In February 2013, the building referred to as No.1 Silo received a 6 Star Green Star SA Design rating by the Green Building Council of South Africa (GBCSA). It is only the second building to be awarded a 6 Star Green Star SA rating in South Africa and the first in the Western Cape.
“We have adopted a rigorous approach to green construction and sustainable design principles, and the efficient use of natural and energy resources,” says David Green, chief executive officer of the V&A Waterfront. “The architectural vision and mechanical design of the building ensures optimal indoor environmental quality for occupants to promote health and well-being.”
Sustainable development and green operations are fundamental to the V&A Waterfront’s overall development strategy, adds Rory King of MACE, the project manager and principal agent. Both developer and tenant had the desire, leadership and commitment to achieve a 5 Star rating as announced at the sod turning ceremony in September 2011. The actual rating achieved is the result of everyone involved going the extra mile over the last couple of years, says King.

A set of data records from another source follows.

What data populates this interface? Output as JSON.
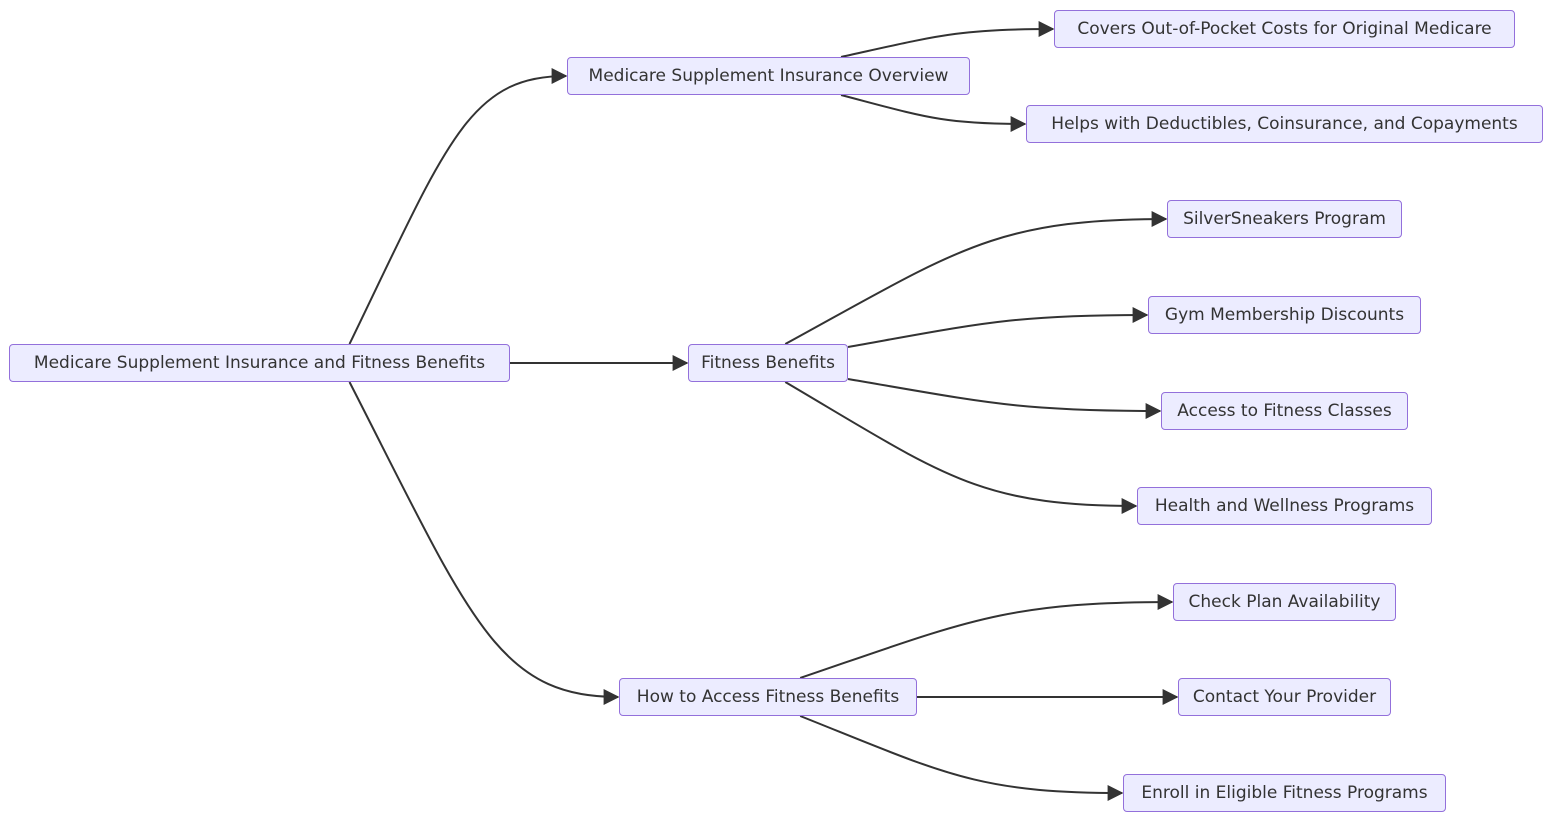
{
  "diagram": {
    "type": "flowchart-LR",
    "colors": {
      "node_fill": "#ECECFF",
      "node_stroke": "#9370DB",
      "text": "#333333",
      "edge": "#333333"
    },
    "nodes": {
      "root": {
        "label": "Medicare Supplement Insurance and Fitness Benefits"
      },
      "overview": {
        "label": "Medicare Supplement Insurance Overview"
      },
      "fitness": {
        "label": "Fitness Benefits"
      },
      "howto": {
        "label": "How to Access Fitness Benefits"
      },
      "covers": {
        "label": "Covers Out-of-Pocket Costs for Original Medicare"
      },
      "helps": {
        "label": "Helps with Deductibles, Coinsurance, and Copayments"
      },
      "silver": {
        "label": "SilverSneakers Program"
      },
      "gym": {
        "label": "Gym Membership Discounts"
      },
      "classes": {
        "label": "Access to Fitness Classes"
      },
      "wellness": {
        "label": "Health and Wellness Programs"
      },
      "check": {
        "label": "Check Plan Availability"
      },
      "contact": {
        "label": "Contact Your Provider"
      },
      "enroll": {
        "label": "Enroll in Eligible Fitness Programs"
      }
    },
    "edges": [
      {
        "from": "root",
        "to": "overview"
      },
      {
        "from": "root",
        "to": "fitness"
      },
      {
        "from": "root",
        "to": "howto"
      },
      {
        "from": "overview",
        "to": "covers"
      },
      {
        "from": "overview",
        "to": "helps"
      },
      {
        "from": "fitness",
        "to": "silver"
      },
      {
        "from": "fitness",
        "to": "gym"
      },
      {
        "from": "fitness",
        "to": "classes"
      },
      {
        "from": "fitness",
        "to": "wellness"
      },
      {
        "from": "howto",
        "to": "check"
      },
      {
        "from": "howto",
        "to": "contact"
      },
      {
        "from": "howto",
        "to": "enroll"
      }
    ]
  }
}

The client and the core design team visited Australia before the project started and looked at some of the top-end sustainable buildings. Jaco Kemp of Arup, the sustainability and Green Star SA consultant on the project, explains that they sought architectural concepts and engineering solutions that would respond to the environment in an appropriate manner and used the environment to its advantage. “The seawater system is an example of this. Systems were introduced that have a dual purpose, such as the raised floor system that is used for electrical distribution and air conditioning.”
John Abbott, facade engineer of ARUP, says the design of the facade of the building played an important part in achieving the coveted 6 Star rating. The architectural concept called for large areas of glass and for this to be as transparent as possible. The facade was studied using energy and lighting simulations and drawing on the experience of colleagues with other highly transparent buildings in similar climates. The solution has been to use double skin facades on the northeastern and northwestern elevations, which are most vulnerable to solar gain. These facades have an outer skin of clear glass, spaced 700 mm outside the main facade, which is double-glazed for thermal control. Automatically-controlled blinds between the inner and outer skins track the sun as it moves across the building.
One of the more unique green initiatives is the use of seawater from the Atlantic Ocean. Used to reject waste heat from the cooling plant, it allows for significant potable water savings and improves the overall energy efficiency of the building. Smith says the system functions by drawing in seawater from the harbour through a titanium plate heat exchanger system in the basement.
The ventilation system used is able to take maximum advantage of outside air to cool the building in the mild Cape Town weather. Heat pumps are used to heat the building during winter months.
* The full article appears in the August – September 2013 issue.